Gesa Power House Theatre presents a work-in progress screening of the upcoming documentary film Triggered: The Charles Krafft Story on Friday, April 23 at 7:00PM with an encore screening on Wednesday, April 28 at 7:00PM. Each screening will be followed by an exclusive pre-recorded conversation between Director of Film Programming Warren Etheredge and filmmaker Nadeem Uddin.
Triggered is the story of artist Charles Krafft’s lifelong quest to piss people off.
A Pacific Northwest artist with a stellar pedigree, Charles Krafft was riding high as the bad boy of ceramic sculpture until, in 2013, a Seattle newspaper published a piece by local art critic Jen Graves, labeling Krafft as a holocaust denier and white nationalist. The response was instantaneous and foreshadowed the rise of cancel culture: within months, galleries and museums the world-over removed Krafft’s work from exhibition and cancelled his participation in shows, symposia, and events.
Where there had previously been a casual acceptance of his irreverent work, which included exquisite pieces of Delftware china featuring Nazi iconography, suddenly Krafft found himself shunned by friends and colleagues who had previously laughed at his pleas for “forgiveness” for the Third Reich, and who had previously defended his right to make racist and homophobic comments.
Following nearly two decades of filming, director Nadeem Uddin reveals that the truth is far more complex. Triggered is the story of how the Seattle art world ignored, enabled, and were even amused by his descent into a rabbit hole of conspiracy and white nationalism. The film also explores how Krafft’s growing obsession with Holocaust revisionism closely tracks with the growth of a massive glioblastoma tumor in his brain. Although doctors and psychologists have recorded cases of brain tumors changing people’s personality and beliefs, the possibility was never pursued for Charles Krafft.
Before Krafft died in 2020, he gave filmmakers access to his own archives and granted permission for an in-depth portrayal of his life and work.
“While his obsession with Nazis is unpleasant,” says director Nadeem Uddin, “And his holocaust revisionism disgusting, Charles Krafft was also a unique and important figure in the cultural life of the Northwest.”
Nadeem Uddin was born in Bhopal, India, and studied filmmaking in the United States He is internationally known for his films on diverse subjects such as the Spanish Civil War, the 1984 Bhopal Union Carbide disaster, and he currently splits his time between India and the Pacific Northwest.

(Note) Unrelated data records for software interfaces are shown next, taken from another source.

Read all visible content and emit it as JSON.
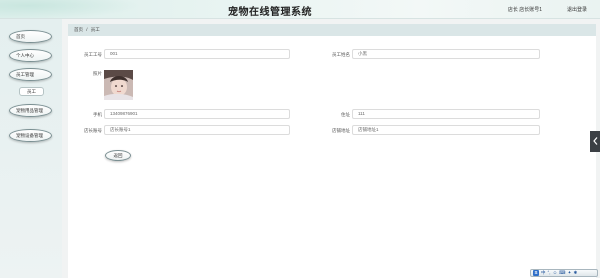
{
  "header": {
    "title": "宠物在线管理系统",
    "account": "店长 店长账号1",
    "logout": "退出登录"
  },
  "sidebar": {
    "items": [
      {
        "label": "首页"
      },
      {
        "label": "个人中心"
      },
      {
        "label": "员工管理"
      },
      {
        "label": "宠物用品管理"
      },
      {
        "label": "宠物设备管理"
      }
    ],
    "sub_items": [
      {
        "label": "员工"
      }
    ]
  },
  "breadcrumb": {
    "home": "首页",
    "separator": "/",
    "current": "员工"
  },
  "form": {
    "employee_no": {
      "label": "员工工号",
      "value": "001"
    },
    "employee_name": {
      "label": "员工姓名",
      "value": "小黑"
    },
    "photo": {
      "label": "照片"
    },
    "phone": {
      "label": "手机",
      "value": "13409876901"
    },
    "address": {
      "label": "住址",
      "value": "111"
    },
    "store_account": {
      "label": "店长账号",
      "value": "店长账号1"
    },
    "store_address": {
      "label": "店铺地址",
      "value": "店铺地址1"
    },
    "back_button": "返回"
  },
  "ime": {
    "items": [
      "中",
      "°,",
      "☺",
      "⌨",
      "✦",
      "✱"
    ]
  },
  "colors": {
    "breadcrumb_bg": "#dae6e7",
    "sidebar_bg": "#e4efef",
    "edge_tab": "#3b3f44"
  }
}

General admission tickets ($15 Adults, $10 Students) are available online at www.phtww.org or by calling the box office at 509-529-6500.
Seating for each screening is capped at 100 patrons, as allowed under Phases 2 and 3 of Washington’s Safe Start Plan. Additional precautions including required mask use and physical distancing between households will be observed.

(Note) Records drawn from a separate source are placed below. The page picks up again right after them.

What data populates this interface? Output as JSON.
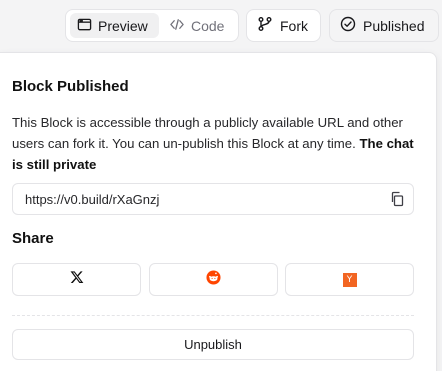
{
  "toolbar": {
    "view_toggle": {
      "preview_label": "Preview",
      "code_label": "Code",
      "selected": "Preview"
    },
    "fork_label": "Fork",
    "published_label": "Published"
  },
  "popover": {
    "title": "Block Published",
    "description": "This Block is accessible through a publicly available URL and other users can fork it. You can un-publish this Block at any time.",
    "description_bold": "The chat is still private",
    "url": "https://v0.build/rXaGnzj",
    "share_title": "Share",
    "share_buttons": [
      {
        "icon": "x-logo-icon"
      },
      {
        "icon": "reddit-icon"
      },
      {
        "icon": "hacker-news-icon",
        "badge_text": "Y"
      }
    ],
    "unpublish_label": "Unpublish"
  },
  "colors": {
    "reddit": "#ff4500",
    "hacker_news": "#f26522",
    "border": "#e4e4e7",
    "background": "#f4f4f5"
  }
}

Each Coldwell Banker Office is Independently Owned and Operated
About Gesa Power House Theatre
The historic Gesa Power House Theatre is a 300-seat performing arts venue, located in downtown Walla Walla. The 120-year-old building was once the Walla Walla Gas Plant, built to produce coal gas used to light the streets, businesses, and homes of Walla Walla. In 2011 the Gesa Power House Theatre building was transformed into a state-of-the-art playhouse for live performance. The interior design of the theatre was inspired by Shakespeare’s own intimate Blackfriars Theatre in London, England.
The Gesa Power House Theatre is on the Washington State Building Preservation Commission list of State historic buildings and on the National Register of Historic Places. The venue also hosts a variety of other cultural events, musical concerts, and private events (including weddings).
For additional marketing and media information, including interviews and hi-res images, contact:
Gesa Power House Theatre
111 North Sixth Ave.
Walla Walla, Washington 99362